to survive, a primal presence of which nothing had been heard in eons. That power was out of his control and beyond his reach. Perhaps that First One, whose mediation between order and chaos had generated the ancient rules of engagement, no longer existed. Perhaps he had passed silently beyond the galactic rim. He could not be counted on to save Sheridan.
And Sheridan must not die.
If Kosh worked carefully within his host, he believed he could subtly control Sheridan, push Sheridan to change his decision. The other Vorlons, if they knew of Kosh's presence, would judge that course the correct one. They believed the younger races' purpose was to learn discipline, obedience, self-sacrifice. Sheridan's decision would be seen as undisciplined, self-indulgent. More important, it would greatly lessen the Vorlons' chance of winning this war.
Yet Kosh could not make himself take the action. He and Sheridan had disagreed before, on the involvement of the Vorlons in the war, and Sheridan had been correct.
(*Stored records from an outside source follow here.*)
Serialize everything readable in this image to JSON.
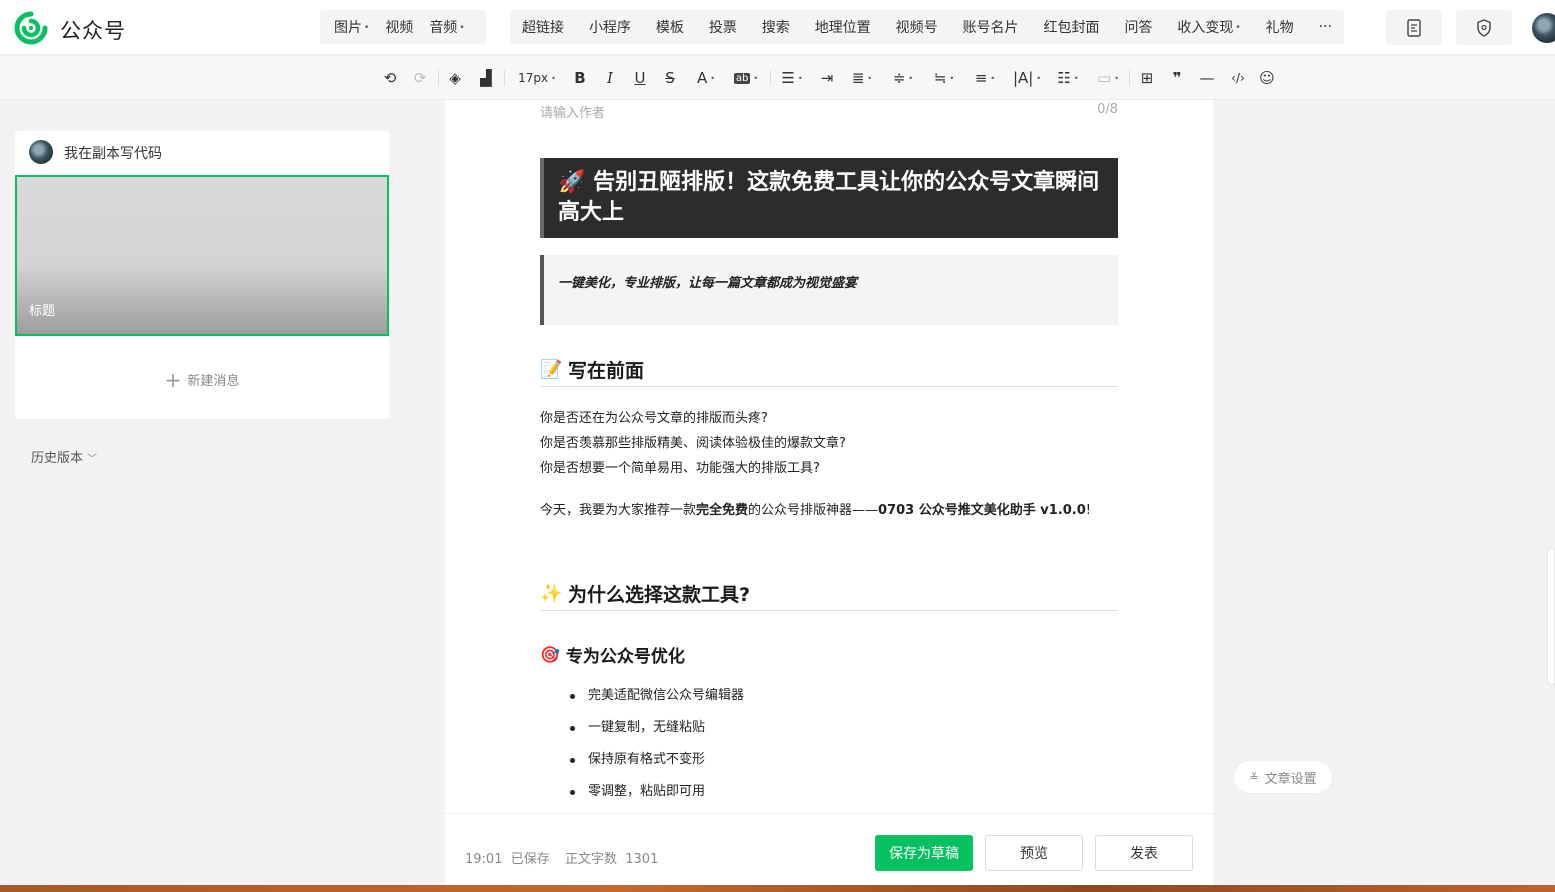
{
  "app": {
    "brand": "公众号"
  },
  "top_nav": {
    "group1": [
      {
        "label": "图片",
        "dropdown": true
      },
      {
        "label": "视频",
        "dropdown": false
      },
      {
        "label": "音频",
        "dropdown": true
      }
    ],
    "group2": [
      {
        "label": "超链接",
        "dropdown": false
      },
      {
        "label": "小程序",
        "dropdown": false
      },
      {
        "label": "模板",
        "dropdown": false
      },
      {
        "label": "投票",
        "dropdown": false
      },
      {
        "label": "搜索",
        "dropdown": false
      },
      {
        "label": "地理位置",
        "dropdown": false
      },
      {
        "label": "视频号",
        "dropdown": false
      },
      {
        "label": "账号名片",
        "dropdown": false
      },
      {
        "label": "红包封面",
        "dropdown": false
      },
      {
        "label": "问答",
        "dropdown": false
      },
      {
        "label": "收入变现",
        "dropdown": true
      },
      {
        "label": "礼物",
        "dropdown": false
      },
      {
        "label": "···",
        "dropdown": false
      }
    ]
  },
  "format_toolbar": {
    "font_size": "17px"
  },
  "sidebar": {
    "account_name": "我在副本写代码",
    "thumb_title": "标题",
    "new_message": "新建消息",
    "history": "历史版本"
  },
  "article": {
    "author_placeholder": "请输入作者",
    "author_count": "0/8",
    "hero_emoji": "🚀",
    "hero_title": "告别丑陋排版！这款免费工具让你的公众号文章瞬间高大上",
    "quote": "一键美化，专业排版，让每一篇文章都成为视觉盛宴",
    "section1": {
      "emoji": "📝",
      "title": "写在前面"
    },
    "lines": [
      "你是否还在为公众号文章的排版而头疼?",
      "你是否羡慕那些排版精美、阅读体验极佳的爆款文章?",
      "你是否想要一个简单易用、功能强大的排版工具?"
    ],
    "para2": {
      "prefix": "今天，我要为大家推荐一款",
      "bold1": "完全免费",
      "middle": "的公众号排版神器——",
      "bold2": "0703 公众号推文美化助手 v1.0.0",
      "suffix": "!"
    },
    "section2": {
      "emoji": "✨",
      "title": "为什么选择这款工具?"
    },
    "subsection": {
      "emoji": "🎯",
      "title": "专为公众号优化"
    },
    "bullets": [
      "完美适配微信公众号编辑器",
      "一键复制，无缝粘贴",
      "保持原有格式不变形",
      "零调整，粘贴即可用"
    ]
  },
  "footer": {
    "saved_status": "19:01  已保存",
    "word_count": "正文字数  1301",
    "save_draft": "保存为草稿",
    "preview": "预览",
    "publish": "发表"
  },
  "article_settings": "文章设置",
  "colors": {
    "primary_green": "#07c160",
    "hero_bg": "#2c2c2c",
    "quote_bg": "#f4f4f4"
  }
}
Kosh no longer thought of the Human as his inferior. Moreover, if Sheridan was truly the one who might end this war at last, then he could not be ordered and manipulated like a youth; he must be allowed to make his own decisions. Whether they pleased Kosh or not.
As Sheridan closed his suitcase and set it beside the door, Kosh knew that the decision must be left to him. Perhaps, though, Kosh could remind him of the consequences of his decision, put the truth before him so that Sheridan, himself, would change his mind.
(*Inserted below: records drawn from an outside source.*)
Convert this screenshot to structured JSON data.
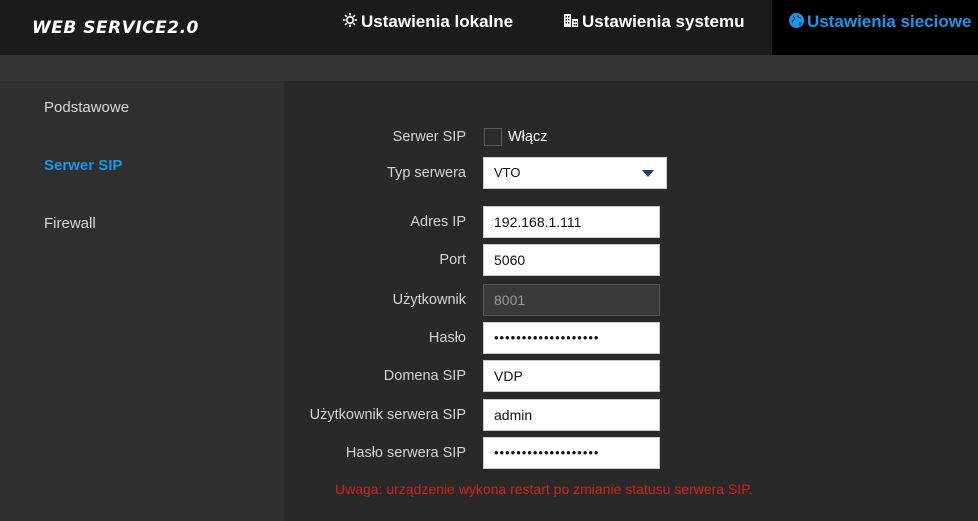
{
  "header": {
    "logo": "WEB SERVICE2.0",
    "tabs": [
      {
        "icon": "gear-icon",
        "label": "Ustawienia lokalne"
      },
      {
        "icon": "building-icon",
        "label": "Ustawienia systemu"
      },
      {
        "icon": "globe-icon",
        "label": "Ustawienia sieciowe"
      }
    ],
    "active_tab": "Ustawienia sieciowe",
    "accent_color": "#1a95e8"
  },
  "sidebar": {
    "items": [
      {
        "label": "Podstawowe"
      },
      {
        "label": "Serwer SIP"
      },
      {
        "label": "Firewall"
      }
    ],
    "active_item": "Serwer SIP"
  },
  "form": {
    "sip_server": {
      "label": "Serwer SIP",
      "checkbox_label": "Włącz",
      "checked": false
    },
    "server_type": {
      "label": "Typ serwera",
      "value": "VTO"
    },
    "ip_address": {
      "label": "Adres IP",
      "value": "192.168.1.111"
    },
    "port": {
      "label": "Port",
      "value": "5060"
    },
    "user": {
      "label": "Użytkownik",
      "value": "8001"
    },
    "password": {
      "label": "Hasło",
      "value": "•••••••••••••••••••"
    },
    "sip_domain": {
      "label": "Domena SIP",
      "value": "VDP"
    },
    "server_user": {
      "label": "Użytkownik serwera SIP",
      "value": "admin"
    },
    "server_password": {
      "label": "Hasło serwera SIP",
      "value": "•••••••••••••••••••"
    }
  },
  "warning": {
    "text": "Uwaga: urządzenie wykona restart po zmianie statusu serwera SIP.",
    "color": "#d0241b"
  }
}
Kosh could not reveal to his host that a piece of him still lived, within. If Sheridan's mind was probed, the enemy could learn of his presence. They might kill Sheridan, just to be rid of this last fragment of Kosh.
He had come to Sheridan before in